### Work task
Filter these entries down to lines holding "JSON".

### Items from an interface collection
========================================
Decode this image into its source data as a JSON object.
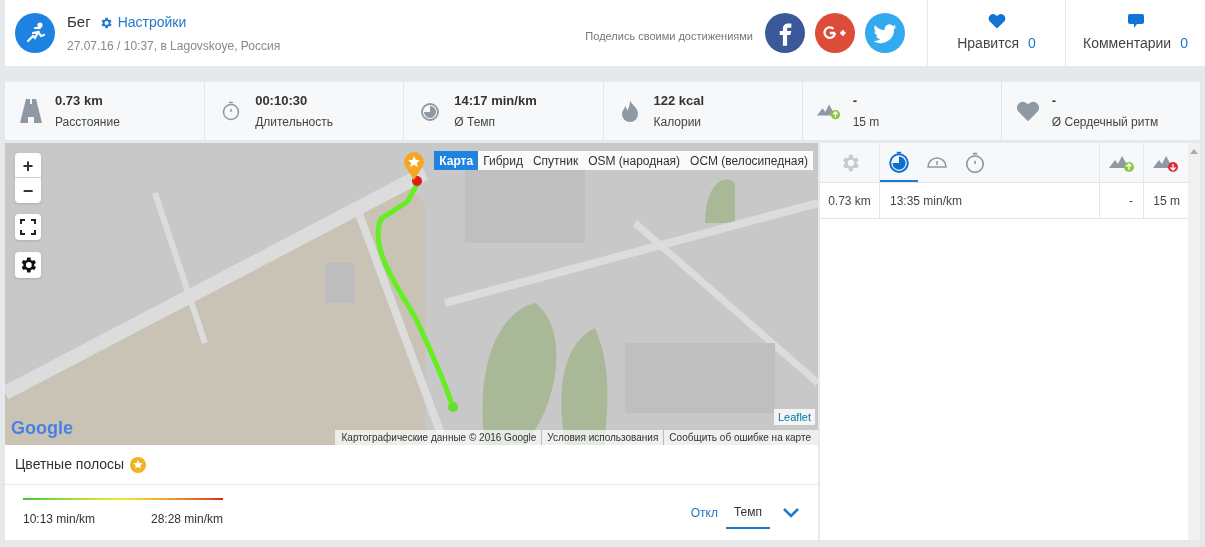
{
  "activity": {
    "title": "Бег",
    "settings_link": "Настройки",
    "subtitle": "27.07.16 / 10:37, в Lagovskoye, Россия"
  },
  "share": {
    "label": "Поделись своими достижениями",
    "networks": [
      {
        "kind": "facebook",
        "color": "#3b5998"
      },
      {
        "kind": "googleplus",
        "color": "#dd4b39"
      },
      {
        "kind": "twitter",
        "color": "#33aaf0"
      }
    ]
  },
  "social": [
    {
      "kind": "like",
      "label": "Нравится",
      "count": "0"
    },
    {
      "kind": "comments",
      "label": "Комментарии",
      "count": "0"
    }
  ],
  "stats": [
    {
      "kind": "road",
      "value": "0.73 km",
      "label": "Расстояние"
    },
    {
      "kind": "stopwatch",
      "value": "00:10:30",
      "label": "Длительность"
    },
    {
      "kind": "pace",
      "value": "14:17 min/km",
      "label": "Ø Темп"
    },
    {
      "kind": "flame",
      "value": "122 kcal",
      "label": "Калории"
    },
    {
      "kind": "ascent",
      "value": "-",
      "label": "15 m"
    },
    {
      "kind": "heart",
      "value": "-",
      "label": "Ø Сердечный ритм"
    }
  ],
  "map": {
    "layers": [
      {
        "label": "Карта",
        "selected": true
      },
      {
        "label": "Гибрид",
        "selected": false
      },
      {
        "label": "Спутник",
        "selected": false
      },
      {
        "label": "OSM (народная)",
        "selected": false
      },
      {
        "label": "ОСМ (велосипедная)",
        "selected": false
      }
    ],
    "zoom_in": "+",
    "zoom_out": "−",
    "logo": "Google",
    "leaflet": "Leaflet",
    "attribution": [
      "Картографические данные © 2016 Google",
      "Условия использования",
      "Сообщить об ошибке на карте"
    ]
  },
  "color_bands": {
    "title": "Цветные полосы",
    "min": "10:13 min/km",
    "max": "28:28 min/km",
    "options": [
      {
        "label": "Откл",
        "selected": false
      },
      {
        "label": "Темп",
        "selected": true
      }
    ]
  },
  "splits": {
    "tabs": [
      {
        "kind": "gear",
        "selected": false
      },
      {
        "kind": "pace",
        "selected": true
      },
      {
        "kind": "speed",
        "selected": false
      },
      {
        "kind": "stopwatch",
        "selected": false
      }
    ],
    "rows": [
      {
        "distance": "0.73 km",
        "pace": "13:35 min/km",
        "ascent": "-",
        "descent": "15 m"
      }
    ]
  }
}
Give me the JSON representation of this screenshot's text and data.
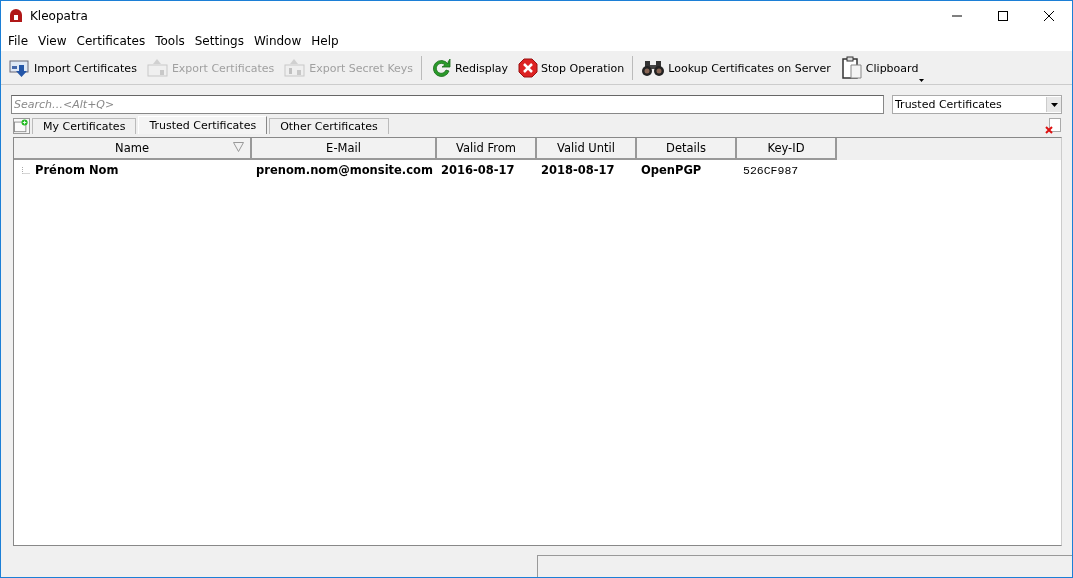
{
  "window": {
    "title": "Kleopatra"
  },
  "menu": [
    "File",
    "View",
    "Certificates",
    "Tools",
    "Settings",
    "Window",
    "Help"
  ],
  "toolbar": [
    [
      {
        "label": "Import Certificates",
        "disabled": false
      },
      {
        "label": "Export Certificates",
        "disabled": true
      },
      {
        "label": "Export Secret Keys",
        "disabled": true
      }
    ],
    [
      {
        "label": "Redisplay",
        "disabled": false
      },
      {
        "label": "Stop Operation",
        "disabled": false
      }
    ],
    [
      {
        "label": "Lookup Certificates on Server",
        "disabled": false
      },
      {
        "label": "Clipboard",
        "disabled": false
      }
    ]
  ],
  "search": {
    "placeholder": "Search…<Alt+Q>"
  },
  "filter": {
    "value": "Trusted Certificates"
  },
  "tabs": [
    {
      "label": "My Certificates",
      "selected": false
    },
    {
      "label": "Trusted Certificates",
      "selected": true
    },
    {
      "label": "Other Certificates",
      "selected": false
    }
  ],
  "table": {
    "columns": [
      "Name",
      "E-Mail",
      "Valid From",
      "Valid Until",
      "Details",
      "Key-ID"
    ],
    "rows": [
      [
        "Prénom Nom",
        "prenom.nom@monsite.com",
        "2016-08-17",
        "2018-08-17",
        "OpenPGP",
        "526CF987"
      ]
    ]
  }
}
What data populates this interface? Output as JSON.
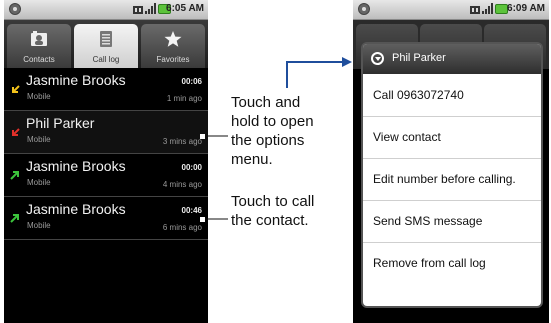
{
  "left_phone": {
    "status": {
      "time": "6:05 AM"
    },
    "tabs": [
      {
        "label": "Contacts",
        "icon": "contacts-icon"
      },
      {
        "label": "Call log",
        "icon": "call-log-icon"
      },
      {
        "label": "Favorites",
        "icon": "star-icon"
      }
    ],
    "calls": [
      {
        "name": "Jasmine Brooks",
        "type": "Mobile",
        "duration": "00:06",
        "ago": "1 min ago",
        "icon": "missed-call-arrow-icon"
      },
      {
        "name": "Phil Parker",
        "type": "Mobile",
        "duration": "",
        "ago": "3 mins ago",
        "icon": "missed-call-arrow-icon"
      },
      {
        "name": "Jasmine Brooks",
        "type": "Mobile",
        "duration": "00:00",
        "ago": "4 mins ago",
        "icon": "outgoing-call-arrow-icon"
      },
      {
        "name": "Jasmine Brooks",
        "type": "Mobile",
        "duration": "00:46",
        "ago": "6 mins ago",
        "icon": "outgoing-call-arrow-icon"
      }
    ]
  },
  "right_phone": {
    "status": {
      "time": "6:09 AM"
    },
    "menu": {
      "title": "Phil Parker",
      "items": [
        "Call 0963072740",
        "View contact",
        "Edit number before calling.",
        "Send SMS message",
        "Remove from call log"
      ]
    }
  },
  "callouts": {
    "hold": [
      "Touch and",
      "hold to open",
      "the options",
      "menu."
    ],
    "touch": [
      "Touch to call",
      "the contact."
    ]
  },
  "colors": {
    "arrow_blue": "#1f4e9c",
    "missed_yellow": "#f2c21b",
    "missed_red": "#e0302a",
    "outgoing_green": "#3cc43c"
  }
}
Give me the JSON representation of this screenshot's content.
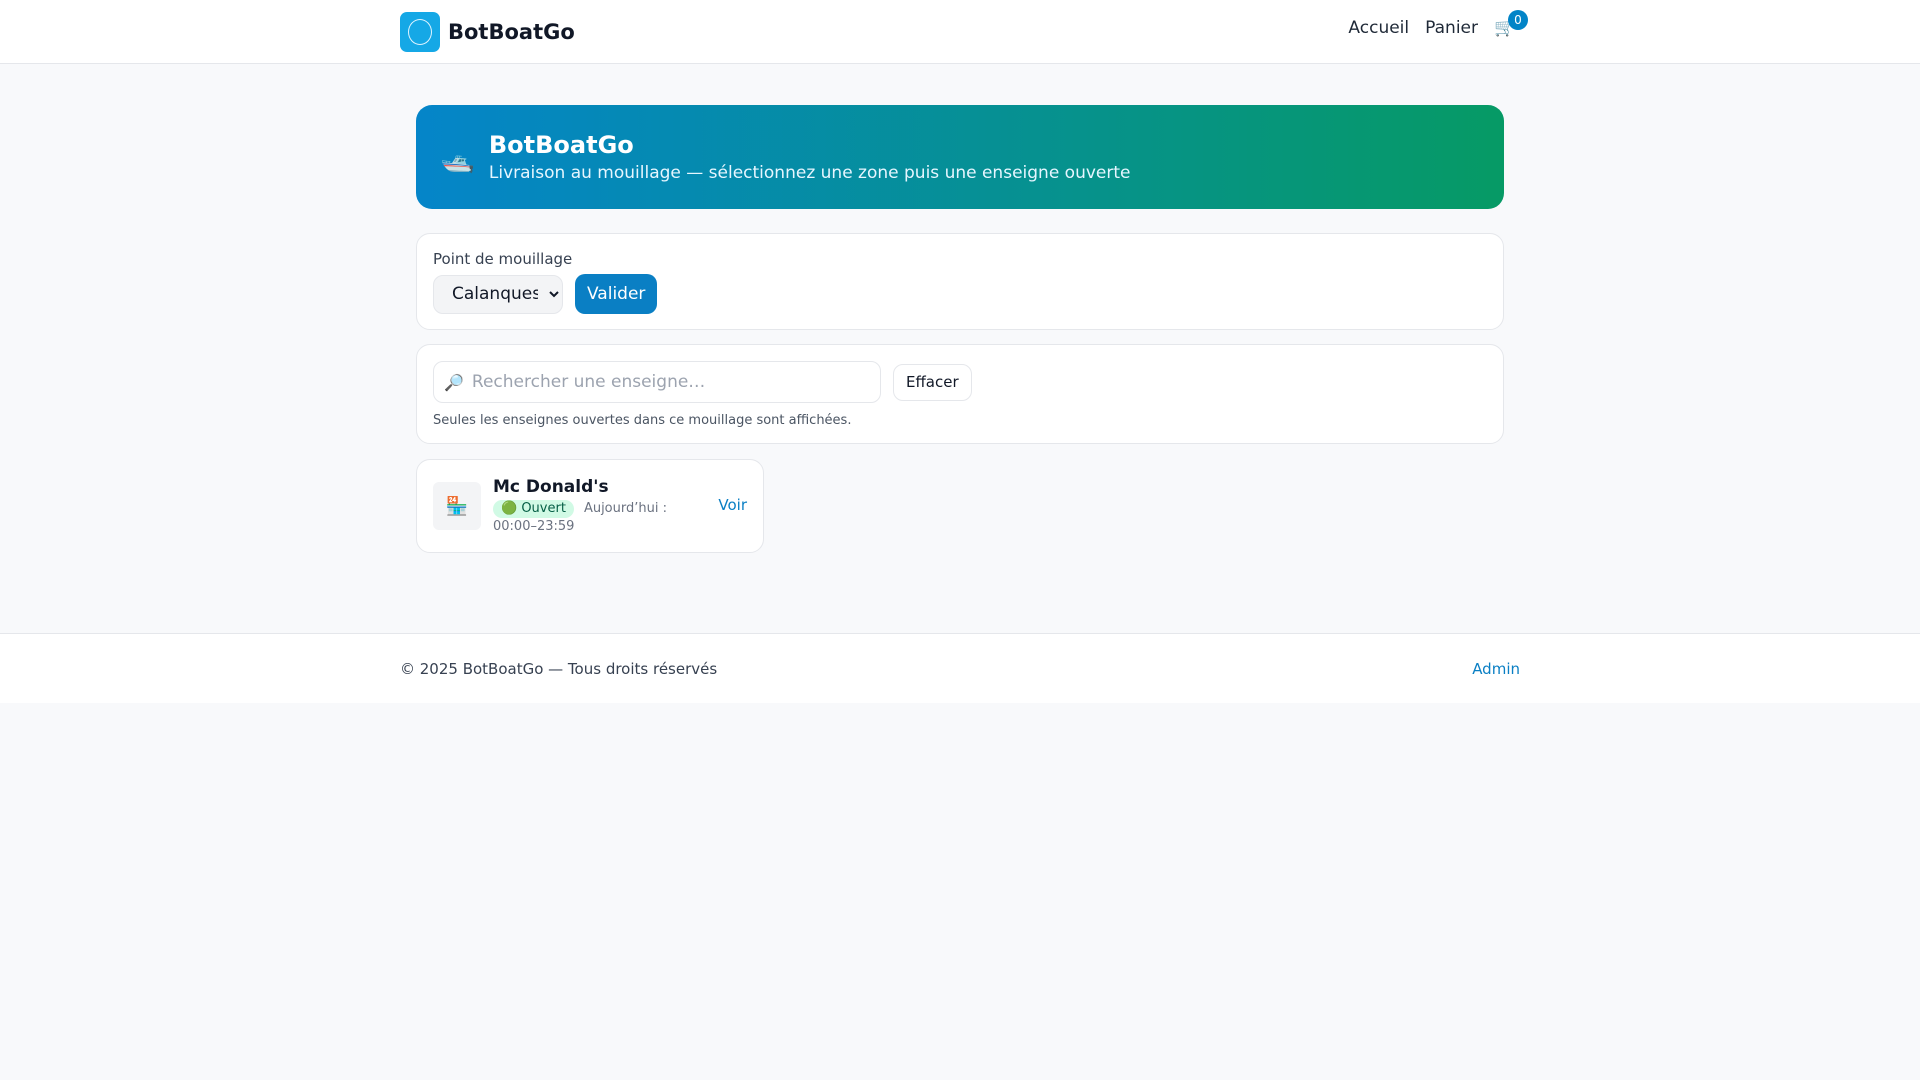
{
  "header": {
    "brand": "BotBoatGo",
    "nav": [
      "Accueil",
      "Panier"
    ],
    "cart_count": "0",
    "cart_icon": "🛒"
  },
  "hero": {
    "icon": "🛥️",
    "title": "BotBoatGo",
    "subtitle": "Livraison au mouillage — sélectionnez une zone puis une enseigne ouverte"
  },
  "mooring": {
    "label": "Point de mouillage",
    "selected": "Calanques",
    "submit": "Valider"
  },
  "search": {
    "icon": "🔎",
    "placeholder": "Rechercher une enseigne…",
    "clear": "Effacer",
    "hint": "Seules les enseignes ouvertes dans ce mouillage sont affichées."
  },
  "stores": [
    {
      "icon": "🏪",
      "name": "Mc Donald's",
      "status": "🟢 Ouvert",
      "hours": "Aujourd’hui : 00:00–23:59",
      "action": "Voir"
    }
  ],
  "footer": {
    "copyright": "© 2025 BotBoatGo — Tous droits réservés",
    "admin": "Admin"
  },
  "colors": {
    "accent": "#0a7fc4",
    "hero_start": "#0585c9",
    "hero_end": "#069a65"
  }
}
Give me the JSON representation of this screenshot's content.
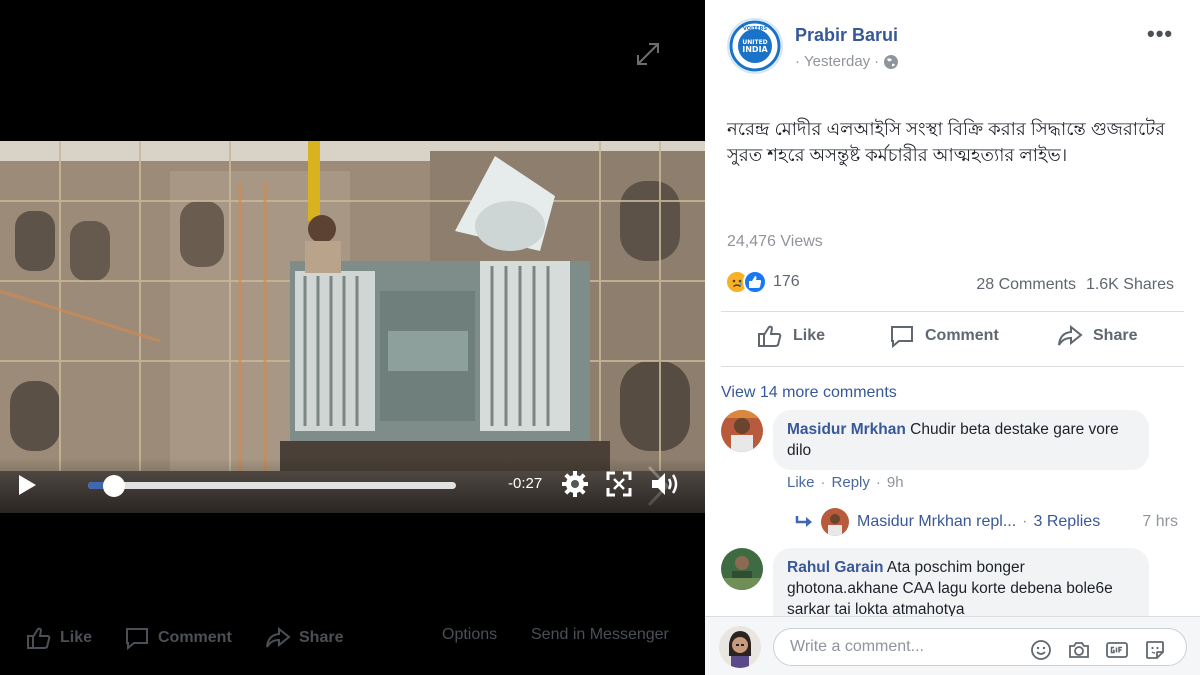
{
  "video": {
    "time_remaining": "-0:27",
    "progress_fraction": 0.07
  },
  "viewer_actions": {
    "like": "Like",
    "comment": "Comment",
    "share": "Share",
    "options": "Options",
    "send_messenger": "Send in Messenger"
  },
  "post": {
    "page_name": "Prabir Barui",
    "timestamp": "Yesterday",
    "text": "নরেন্দ্র মোদীর এলআইসি সংস্থা বিক্রি করার সিদ্ধান্তে গুজরাটের সুরত শহরে অসন্তুষ্ট কর্মচারীর আত্মহত্যার লাইভ।",
    "views": "24,476 Views",
    "reaction_count": "176",
    "comments_count": "28 Comments",
    "shares_count": "1.6K Shares",
    "logo_text_top": "VOITERS",
    "logo_text_mid1": "UNITED",
    "logo_text_mid2": "INDIA"
  },
  "actions": {
    "like": "Like",
    "comment": "Comment",
    "share": "Share"
  },
  "comments": {
    "view_more": "View 14 more comments",
    "items": [
      {
        "author": "Masidur Mrkhan",
        "text": "Chudir beta destake gare vore dilo",
        "like": "Like",
        "reply": "Reply",
        "time": "9h"
      },
      {
        "author": "Rahul Garain",
        "text": "Ata poschim bonger ghotona.akhane CAA lagu korte debena bole6e sarkar tai lokta atmahotya"
      }
    ],
    "reply_summary": {
      "author": "Masidur Mrkhan repl...",
      "replies": "3 Replies",
      "time": "7 hrs"
    }
  },
  "composer": {
    "placeholder": "Write a comment..."
  },
  "colors": {
    "brand_blue": "#4267b2",
    "link_blue": "#365899",
    "like_blue": "#1877f2"
  },
  "icons": [
    "expand-icon",
    "play-icon",
    "settings-gear-icon",
    "fullscreen-icon",
    "volume-icon",
    "globe-icon",
    "more-dots-icon",
    "like-icon",
    "comment-icon",
    "share-icon",
    "reply-arrow-icon",
    "emoji-icon",
    "camera-icon",
    "gif-icon",
    "sticker-icon"
  ]
}
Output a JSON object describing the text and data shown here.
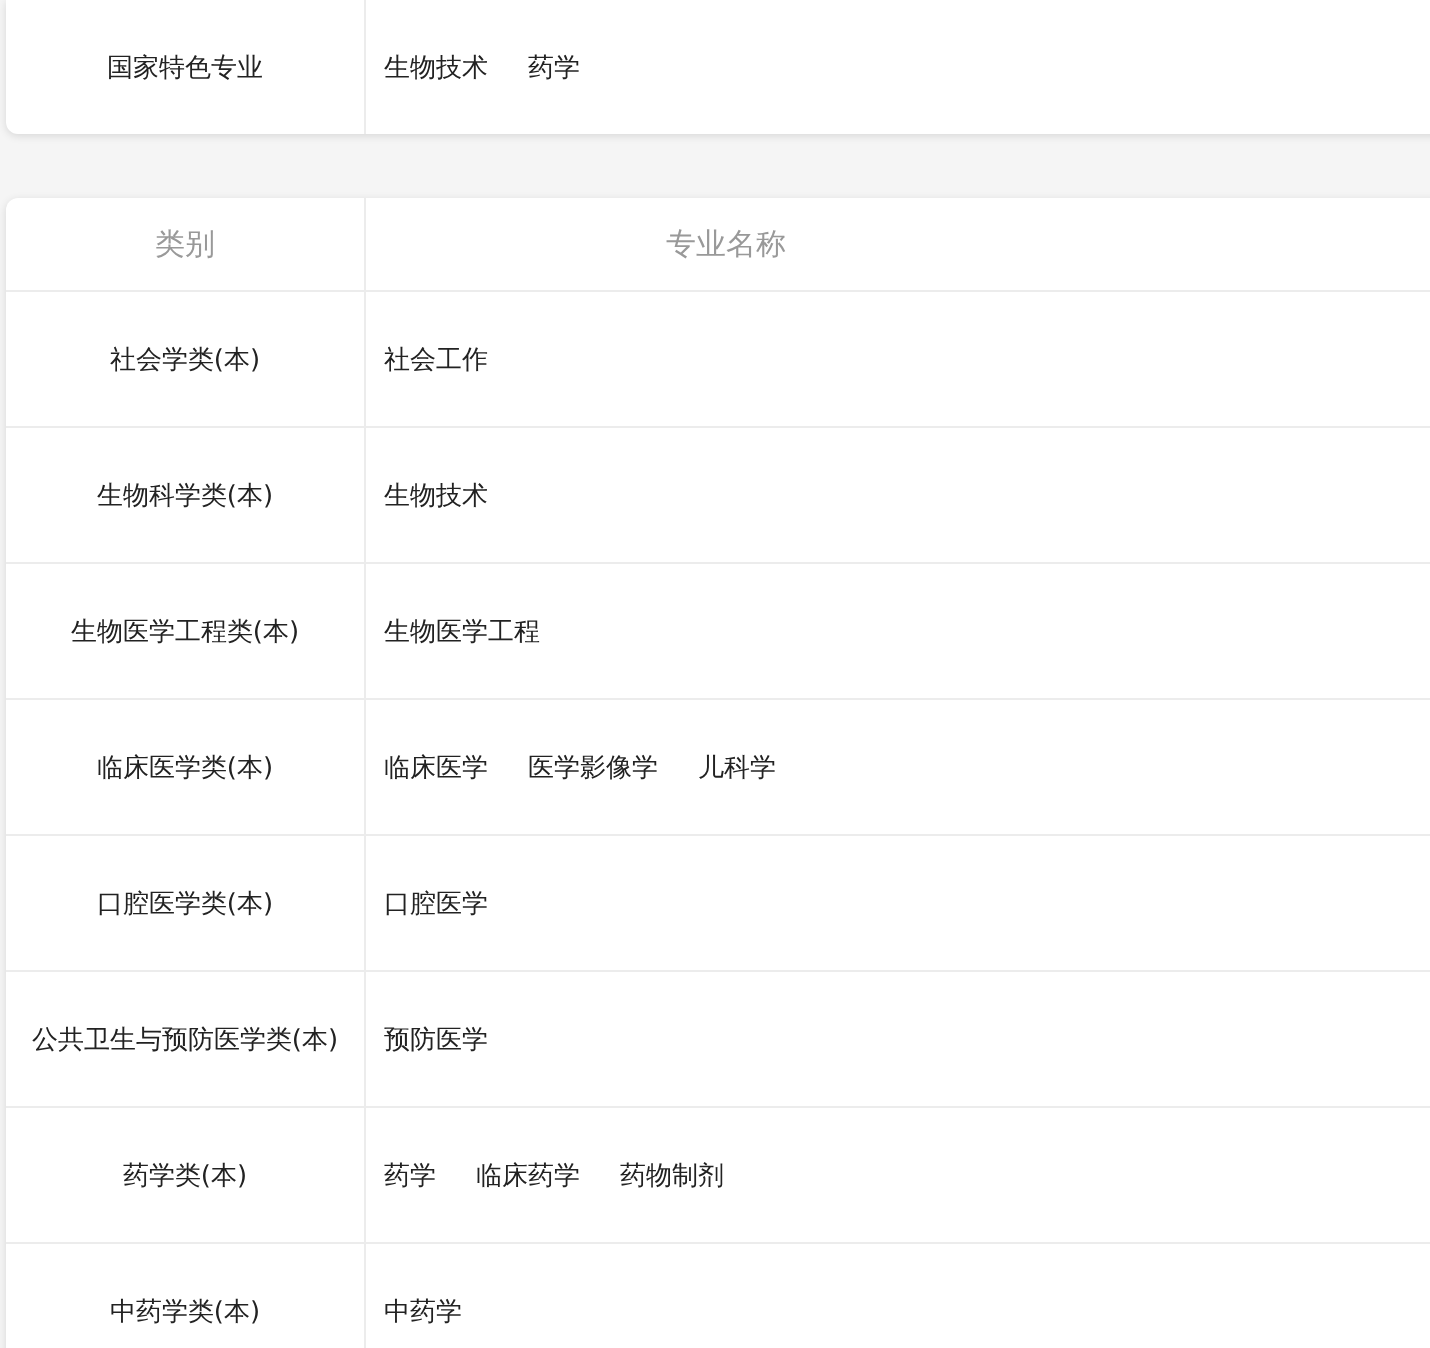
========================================
### Solution to this problem
Decode this image into its source data as a JSON object.
Give me the JSON representation of this screenshot's text and data.
What data populates this interface? Output as JSON.
Give me the JSON representation of this screenshot's content.
Give me the JSON representation of this screenshot's content.
Output a JSON object describing the text and data shown here.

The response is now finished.